David Coleman Headley, 52, pleaded guilty in the case and co-operated to avoid the death penalty and extradition to India.
Prosecutors in Chicago had pressed for leniency as credit for Headley's co-operation with investigators, such as sharing intelligence about networks, including the Pakistani-based group that mounted the attack.
Rewarding Headley with the hope of at least a few years of freedom, they said, would encourage future suspects to talk.
Judge Harry Leinenweber said the Mumbai assault was so unfathomable and terrifying that "perhaps the lucky ones were the ones who didn't survive".
"I don't have any faith in Mr Headley when he says he's a changed person and believes in the American way of life," he said.
Headley's meticulous scouting missions helped facilitate the operation by 10 gunmen from Lashkar-e-Taiba.
Many of the victims of the attack said they were disturbed and upset that Headley did not get the maximum life sentence he faced.
Headly showed no emotion when the sentence was announced.
Hatred of India
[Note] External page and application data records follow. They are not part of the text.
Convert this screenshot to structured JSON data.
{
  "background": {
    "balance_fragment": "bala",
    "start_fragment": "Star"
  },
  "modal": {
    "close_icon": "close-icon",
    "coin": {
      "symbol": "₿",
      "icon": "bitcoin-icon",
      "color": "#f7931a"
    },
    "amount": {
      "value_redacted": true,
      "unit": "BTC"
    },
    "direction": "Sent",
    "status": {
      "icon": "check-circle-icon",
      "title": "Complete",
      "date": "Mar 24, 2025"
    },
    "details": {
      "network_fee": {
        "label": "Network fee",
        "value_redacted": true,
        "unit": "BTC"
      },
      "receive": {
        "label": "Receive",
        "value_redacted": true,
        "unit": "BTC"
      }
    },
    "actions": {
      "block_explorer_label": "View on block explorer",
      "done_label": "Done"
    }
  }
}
The attackers arrived by boat on November 26, 2008, carrying grenades and automatic weapons, and fanned out to hit multiple targets, including a crowded train station, a Jewish centre and the landmark Taj Mahal Hotel.
Television cameras captured much of the three-day rampage live.
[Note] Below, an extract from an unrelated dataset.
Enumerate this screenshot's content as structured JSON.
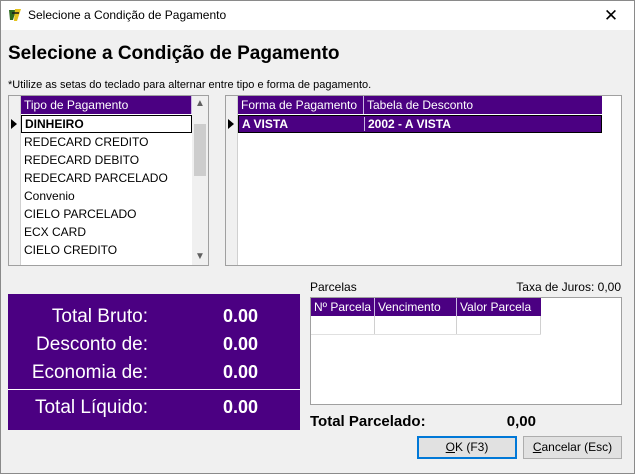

The attack had heightened the strain in a historically antagonistic relationship between India and Pakistan, which have fought three major wars.
Indian officials accuse Pakistani intelligence of helping to plan the assault - an allegation Pakistan denies.
Prosecutors said Headley, who was born in the US to a Pakistani father and American mother, was motivated in part by a hatred of India going back to his childhood.
Headley changed his birth name from Daood Gilani in 2006 so he could travel to, and from, India more easily to do reconnaissance without raising suspicions, videotaping and mapping targets for the gunmen.
The 12 counts Headley pleaded guilty to included conspiracy to commit murder in India and aiding and abetting in the murder of six Americans.
Prosecutors praised Headley for testifying against Tahawwur Rana, the Chicago businessman convicted of providing aid to Lashkar-e-Taiba and backing a failed plot to attack a Danish newspaper for publishing depictions of the Prophet Muhammad.
Rana, sentenced last week to 14 years in prison, claimed his friend Headley had duped him.
Late last year, India secretly hanged the lone gunman who survived the Mumbai attack, Mohammed Ajmal Kasab.